The Second Amendment is NOT absolute.

It wasn’t until 2010, roughly 130 years after the Bill of Rights was drafted, that the Supreme Court first ruled that the 2nd Amendment, through the 14th Amendment, is a right bestowed upon the individual.[1]  The Supreme Court interpreted the Second Amendment to mean that individuals have the right to keep and bear arms, including handguns, for self-defense. This right, like many others (ie. voting; free speech; to be free of unreasonable searches and seizures), is not absolute.  Many feel that it is entirely reasonable to keep guns out of the hands of the mentally ill, convicted criminals, and those on the terror watch list.
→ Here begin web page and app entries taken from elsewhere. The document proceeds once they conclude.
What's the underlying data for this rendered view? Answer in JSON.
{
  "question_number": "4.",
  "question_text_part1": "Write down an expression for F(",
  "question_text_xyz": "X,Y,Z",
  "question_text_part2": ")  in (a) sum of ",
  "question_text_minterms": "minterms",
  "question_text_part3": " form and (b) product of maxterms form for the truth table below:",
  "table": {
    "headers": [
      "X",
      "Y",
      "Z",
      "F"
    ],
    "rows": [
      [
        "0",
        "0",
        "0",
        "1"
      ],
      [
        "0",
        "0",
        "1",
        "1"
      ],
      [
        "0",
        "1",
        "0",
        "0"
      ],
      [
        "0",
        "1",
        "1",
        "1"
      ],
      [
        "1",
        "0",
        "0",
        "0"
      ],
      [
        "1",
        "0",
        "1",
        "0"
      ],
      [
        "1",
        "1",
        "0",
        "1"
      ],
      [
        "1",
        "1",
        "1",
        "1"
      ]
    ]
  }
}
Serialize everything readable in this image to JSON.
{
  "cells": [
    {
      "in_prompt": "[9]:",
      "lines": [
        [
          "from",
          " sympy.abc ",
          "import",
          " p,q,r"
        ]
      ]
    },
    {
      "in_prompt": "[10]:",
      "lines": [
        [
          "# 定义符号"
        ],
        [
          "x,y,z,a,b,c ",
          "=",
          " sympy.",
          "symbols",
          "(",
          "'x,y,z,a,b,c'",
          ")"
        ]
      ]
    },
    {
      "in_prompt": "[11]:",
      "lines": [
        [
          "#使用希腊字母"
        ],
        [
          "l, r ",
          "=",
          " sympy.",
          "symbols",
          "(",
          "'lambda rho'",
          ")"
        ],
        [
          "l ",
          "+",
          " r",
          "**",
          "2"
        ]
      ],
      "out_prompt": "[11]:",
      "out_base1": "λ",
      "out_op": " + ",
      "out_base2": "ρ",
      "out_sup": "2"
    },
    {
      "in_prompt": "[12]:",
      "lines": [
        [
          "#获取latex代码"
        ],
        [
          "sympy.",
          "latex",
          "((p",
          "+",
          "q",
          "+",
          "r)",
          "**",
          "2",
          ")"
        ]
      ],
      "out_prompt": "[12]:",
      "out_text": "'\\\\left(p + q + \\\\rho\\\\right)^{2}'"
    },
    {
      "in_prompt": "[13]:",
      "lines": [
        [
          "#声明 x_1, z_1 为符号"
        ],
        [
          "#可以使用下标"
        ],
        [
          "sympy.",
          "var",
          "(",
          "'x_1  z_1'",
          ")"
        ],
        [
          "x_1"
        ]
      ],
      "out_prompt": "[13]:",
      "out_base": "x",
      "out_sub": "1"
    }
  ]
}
In the wake of the mass killing of almost 50 party-goers at Pulse nightclub in Orlando by Omar Mateen[2], a gun access bill languishes on the Senate floor. The debate is deadlocked largely surrounding ‘’different approaches to resolving instances in which someone feels they’ve been wrongly put on a watch list and therefore cannot purchase a gun.”[3] The dispute boils down to the Republican approach that “would allow a judge to arbitrate people who mistakenly end up on the terrorism watch list and want to buy guns, while Democrats prefer giving the Justice Department such authority.”[4]

The devil, as they say, is in the details.  As the terror watch list is a tool used in counter terrorism investigations by the FBI, alerting the suspect that they are being watched by denying them the sale of a firearm, could effectively blow the whole investigation. As FBI director Comey told Congress in 2015 “It’s somebody we’re investigating, so we don’t want to, obviously, blow our investigation. Sorry.”[5] Either way, Mateen had twice been on the terror watch list, and was still allowed to purchase the weapons he used to slaughter innocents. The irony is that while lawmakers are even now arguing to fix loopholes within the current laws “they had no definitive answer for whether [the new proposals] would have stopped the killing in Orlando.”[6]


 By Derek A. Jordan, Esq., Barnes Law

Derek A. Jordan is an associate attorney with Barnes Law, licensed to practice law and land surveying in Tennessee.

The opinions expressed are those of the author and do not necessarily reflect the views of the firm, its clients, or any of its or their respective affiliates. This article is for general information purposes and is not intended to be and should not be taken as legal advice.

[1] See: McDonald v. Chicago, and District of Columbia v. Heller

[2] See:

[3] See:

[4] Ibid.

[5] See:

[6] See: